BY JESSICA MONZO, Staff Writer
Everyone knows the generic saying that the elderly have about “youngsters”. “Back in my day…” “When I was your age…” “You kids and your fancy technology…”. How much of a difference is there between today’s millennials and the generations that came before us? Social interactions are probably the biggest difference.
Today’s millennials interact with each other differently because of the recent advancements in technology. Technology continues to make it easier every day to interact with each other within seconds. Between 4G phone networks, social media, and texting, we now communicate faster now than ever, but we also have less face-to-face interactions. Less face-to-face interactions could also lead to more social anxiety and social awkwardness due to the convenience of having more time to reply to messages, and thinking about the benefits of consequences of what to say.
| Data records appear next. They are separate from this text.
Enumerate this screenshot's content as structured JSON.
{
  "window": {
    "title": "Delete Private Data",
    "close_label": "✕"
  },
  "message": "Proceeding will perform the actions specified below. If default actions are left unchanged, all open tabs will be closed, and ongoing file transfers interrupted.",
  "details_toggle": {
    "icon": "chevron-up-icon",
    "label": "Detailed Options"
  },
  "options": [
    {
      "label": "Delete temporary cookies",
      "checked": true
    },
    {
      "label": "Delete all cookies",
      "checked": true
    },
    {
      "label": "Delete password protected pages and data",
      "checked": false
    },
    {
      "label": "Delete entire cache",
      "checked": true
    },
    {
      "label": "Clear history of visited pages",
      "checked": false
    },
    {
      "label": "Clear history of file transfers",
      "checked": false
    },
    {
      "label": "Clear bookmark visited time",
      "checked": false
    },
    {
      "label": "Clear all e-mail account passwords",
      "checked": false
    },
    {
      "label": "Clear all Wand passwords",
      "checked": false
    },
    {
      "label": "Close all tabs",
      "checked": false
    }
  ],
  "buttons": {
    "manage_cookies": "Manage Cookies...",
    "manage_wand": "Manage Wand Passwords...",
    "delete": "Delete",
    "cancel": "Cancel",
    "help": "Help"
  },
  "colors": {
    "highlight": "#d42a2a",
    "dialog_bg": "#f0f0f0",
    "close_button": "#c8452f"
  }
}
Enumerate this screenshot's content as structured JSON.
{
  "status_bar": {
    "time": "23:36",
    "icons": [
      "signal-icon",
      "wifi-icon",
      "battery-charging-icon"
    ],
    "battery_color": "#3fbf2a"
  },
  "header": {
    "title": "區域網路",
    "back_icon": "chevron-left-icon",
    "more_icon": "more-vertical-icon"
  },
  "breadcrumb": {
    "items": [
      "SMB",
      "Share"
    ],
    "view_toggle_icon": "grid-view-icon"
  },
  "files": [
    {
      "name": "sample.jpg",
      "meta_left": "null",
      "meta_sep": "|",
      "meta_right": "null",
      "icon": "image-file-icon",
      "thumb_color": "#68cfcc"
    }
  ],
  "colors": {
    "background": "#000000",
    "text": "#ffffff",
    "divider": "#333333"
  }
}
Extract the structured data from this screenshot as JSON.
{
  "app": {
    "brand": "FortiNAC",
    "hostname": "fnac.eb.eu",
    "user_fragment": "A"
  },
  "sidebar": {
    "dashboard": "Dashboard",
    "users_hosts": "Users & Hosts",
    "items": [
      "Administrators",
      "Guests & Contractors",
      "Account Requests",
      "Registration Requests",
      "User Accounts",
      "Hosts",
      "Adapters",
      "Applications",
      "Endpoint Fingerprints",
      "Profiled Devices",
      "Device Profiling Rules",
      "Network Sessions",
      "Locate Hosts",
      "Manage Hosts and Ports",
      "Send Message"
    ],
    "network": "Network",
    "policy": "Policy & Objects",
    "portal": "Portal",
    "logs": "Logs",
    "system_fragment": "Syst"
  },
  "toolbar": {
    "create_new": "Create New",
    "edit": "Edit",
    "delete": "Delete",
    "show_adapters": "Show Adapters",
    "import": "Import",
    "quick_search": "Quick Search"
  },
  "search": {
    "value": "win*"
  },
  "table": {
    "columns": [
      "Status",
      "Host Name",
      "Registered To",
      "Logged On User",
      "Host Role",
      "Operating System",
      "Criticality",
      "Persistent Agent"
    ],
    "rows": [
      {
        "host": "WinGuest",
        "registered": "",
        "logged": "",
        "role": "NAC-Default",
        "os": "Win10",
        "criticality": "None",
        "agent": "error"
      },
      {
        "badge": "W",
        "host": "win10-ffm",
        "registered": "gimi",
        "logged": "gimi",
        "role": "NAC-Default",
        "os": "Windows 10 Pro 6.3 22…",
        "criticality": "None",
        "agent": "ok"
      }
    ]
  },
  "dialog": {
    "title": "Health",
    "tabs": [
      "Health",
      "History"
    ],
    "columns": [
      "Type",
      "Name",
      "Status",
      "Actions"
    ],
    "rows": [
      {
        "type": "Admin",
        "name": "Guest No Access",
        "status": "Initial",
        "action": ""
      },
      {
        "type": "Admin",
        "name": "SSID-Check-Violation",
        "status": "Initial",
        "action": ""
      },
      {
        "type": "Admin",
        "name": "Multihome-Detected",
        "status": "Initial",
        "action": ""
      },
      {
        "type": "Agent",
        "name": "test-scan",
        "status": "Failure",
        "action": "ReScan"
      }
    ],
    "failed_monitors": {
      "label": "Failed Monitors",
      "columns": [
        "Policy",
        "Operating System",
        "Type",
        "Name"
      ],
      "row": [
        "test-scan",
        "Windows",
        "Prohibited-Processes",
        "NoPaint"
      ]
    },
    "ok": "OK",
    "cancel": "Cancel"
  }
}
Justine Harman from Elle.com wrote an article called “How Social Media is Ruining My Social Skills”. In her article, she is quoted as saying “For all of its many merits, social media is making even the most well-adjusted of us just a tad bit creepier. I can’t keep track of how many times I’ve asked a question I already knew the answer to.” In a web video interview by Alena Hall, from Huffington post, Harman says social media is “the death of an actual civilized conversations” and that “we can feel it inside, that something’s wrong.”
When did this reliance on a textualized social interaction begin being a problem? It’s difficult to tell since the social anxiety and awkwardness has never been an obvious problem. It seems that we, as social beings, adapted our way of socializing in a negative way without being fully conscious of it. Now, when we break a phone or are not able to pay our phone bills, we freak out because we are addicted to these tiny handheld screens, and the social security they give us. They are now habit and a way of life, whereas 10 years ago, we only had very basic phones, primarily used for phone calls, and not everyone felt the need to have one.
Now, when someone doesn’t use a cell phone, or social media, they are viewed as “odd” or “different”, just because they are not addicted to distanced, computerized social interactions. Another issue is that it’s very difficult to tell if these technological interactions are genuine or not. Also, it is easy to take a textual conversation out of context. For example, if a person simply replies “Ok” in text, the other party may feel as though this reply was short or contrite, whereas the person who sent said text may just be busy, or not know what else to reply.
So what can we do about this socially awkward situation? Well, some have come up with a game where if you go to a restaurant with friends or family, everyone puts their phones upside down in a stack, and whoever reaches for their phone first, has to pick up the check. Maybe we should start limiting our time on our phones by not having them in reach as easily as we do now. Ladies, leave your phones in your purses more often. Gentleman, put your phones in your pockets and trying not to look at them every 10 minutes. Maybe if we try to get back to the physical world now, we can prevent so much social awkwardness in future generations.